* **TASK ITEM**:
Scan the entries for the word "true". Every line that has it should be copied.
----- EXERCISE INPUTS
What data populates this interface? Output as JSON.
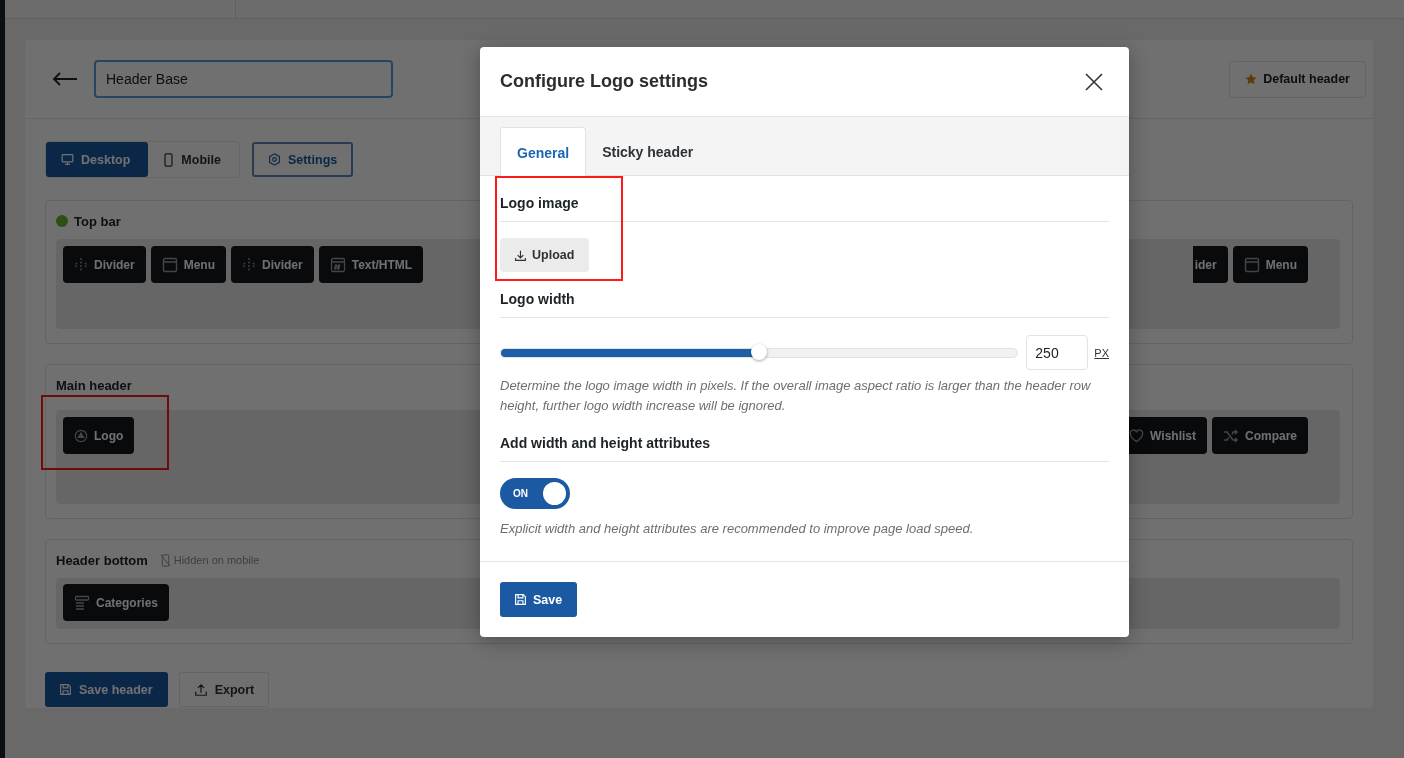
{
  "builder": {
    "name_field": {
      "value": "Header Base"
    },
    "default_button": "Default header",
    "device_tabs": [
      {
        "label": "Desktop",
        "kind": "desktop",
        "selected": true
      },
      {
        "label": "Mobile",
        "kind": "mobile",
        "selected": false
      }
    ],
    "settings_button": "Settings",
    "rows": [
      {
        "title": "Top bar",
        "status_dot": true,
        "left_items": [
          {
            "label": "Divider",
            "kind": "divider",
            "highlighted": false
          },
          {
            "label": "Menu",
            "kind": "menu",
            "highlighted": false
          },
          {
            "label": "Divider",
            "kind": "divider",
            "highlighted": false
          },
          {
            "label": "Text/HTML",
            "kind": "text_html",
            "highlighted": false
          }
        ],
        "right_items": [
          {
            "label": "ider",
            "kind": "partial",
            "highlighted": false
          },
          {
            "label": "Menu",
            "kind": "menu",
            "highlighted": false
          }
        ]
      },
      {
        "title": "Main header",
        "status_dot": false,
        "left_items": [
          {
            "label": "Logo",
            "kind": "logo",
            "highlighted": true
          }
        ],
        "right_items": [
          {
            "label": "Wishlist",
            "kind": "wishlist",
            "highlighted": false
          },
          {
            "label": "Compare",
            "kind": "compare",
            "highlighted": false
          }
        ]
      },
      {
        "title": "Header bottom",
        "status_dot": false,
        "note": "Hidden on mobile",
        "left_items": [
          {
            "label": "Categories",
            "kind": "categories",
            "highlighted": false
          }
        ],
        "right_items": []
      }
    ],
    "actions": [
      {
        "label": "Save header",
        "kind": "primary"
      },
      {
        "label": "Export",
        "kind": "secondary"
      }
    ]
  },
  "modal": {
    "title": "Configure Logo settings",
    "tabs": [
      {
        "label": "General",
        "selected": true
      },
      {
        "label": "Sticky header",
        "selected": false
      }
    ],
    "sections": [
      {
        "kind": "upload",
        "title": "Logo image",
        "button": "Upload",
        "highlighted": true
      },
      {
        "kind": "slider",
        "title": "Logo width",
        "level": 0.5,
        "value": "250",
        "unit": "PX",
        "help": "Determine the logo image width in pixels. If the overall image aspect ratio is larger than the header row height, further logo width increase will be ignored.",
        "highlighted": false
      },
      {
        "kind": "toggle",
        "title": "Add width and height attributes",
        "on": true,
        "toggle_label": "ON",
        "help": "Explicit width and height attributes are recommended to improve page load speed.",
        "highlighted": false
      }
    ],
    "save_button": "Save"
  }
}
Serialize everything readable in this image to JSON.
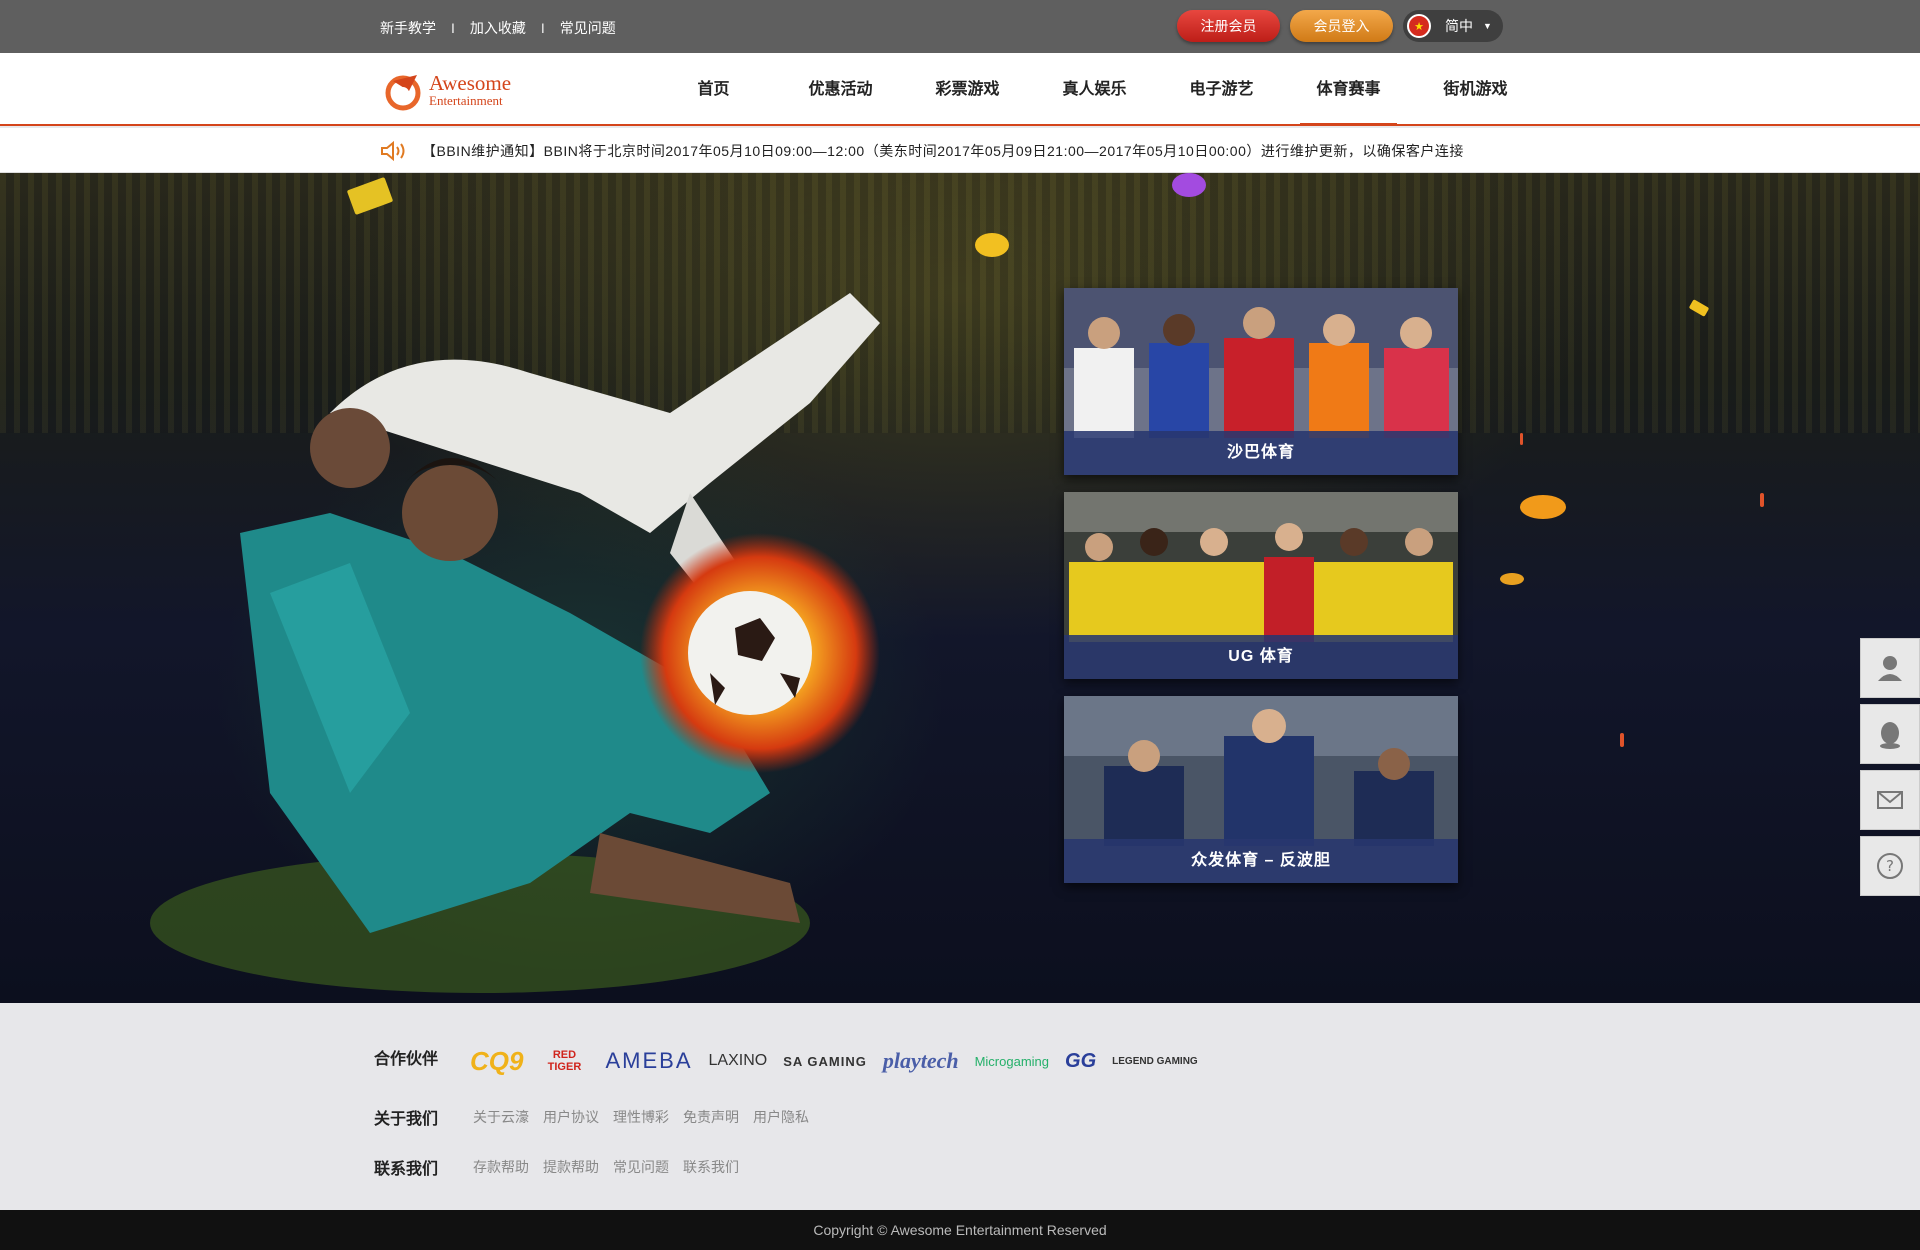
{
  "topbar": {
    "links": [
      "新手教学",
      "加入收藏",
      "常见问题"
    ],
    "separator": "I",
    "register_label": "注册会员",
    "login_label": "会员登入",
    "language": "简中"
  },
  "header": {
    "logo_line1": "Awesome",
    "logo_line2": "Entertainment",
    "nav": [
      "首页",
      "优惠活动",
      "彩票游戏",
      "真人娱乐",
      "电子游艺",
      "体育赛事",
      "街机游戏"
    ],
    "active_nav": "体育赛事"
  },
  "notice": {
    "text": "【BBIN维护通知】BBIN将于北京时间2017年05月10日09:00—12:00（美东时间2017年05月09日21:00—2017年05月10日00:00）进行维护更新，以确保客户连接"
  },
  "hero": {
    "cards": [
      {
        "label": "沙巴体育"
      },
      {
        "label": "UG 体育"
      },
      {
        "label": "众发体育 – 反波胆"
      }
    ]
  },
  "side_tools": [
    "user-icon",
    "qq-icon",
    "mail-icon",
    "help-icon"
  ],
  "footer": {
    "partners_label": "合作伙伴",
    "partners": [
      "CQ9",
      "RED TIGER",
      "AMEBA",
      "LAXINO",
      "SA GAMING",
      "playtech",
      "Microgaming",
      "GG",
      "LEGEND GAMING"
    ],
    "about_label": "关于我们",
    "about_links": [
      "关于云濠",
      "用户协议",
      "理性博彩",
      "免责声明",
      "用户隐私"
    ],
    "contact_label": "联系我们",
    "contact_links": [
      "存款帮助",
      "提款帮助",
      "常见问题",
      "联系我们"
    ],
    "copyright": "Copyright © Awesome Entertainment Reserved"
  },
  "colors": {
    "brand": "#d4451b",
    "topbar": "#5f5f5f",
    "register": "#d3302a",
    "login": "#e2922f",
    "card_label_bg": "#28376e"
  }
}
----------
* **FINAL ANSWER**:
        "selected": true
        "status_dot": true,
            "highlighted": true
        "selected": true
        "highlighted": true
        "on": true,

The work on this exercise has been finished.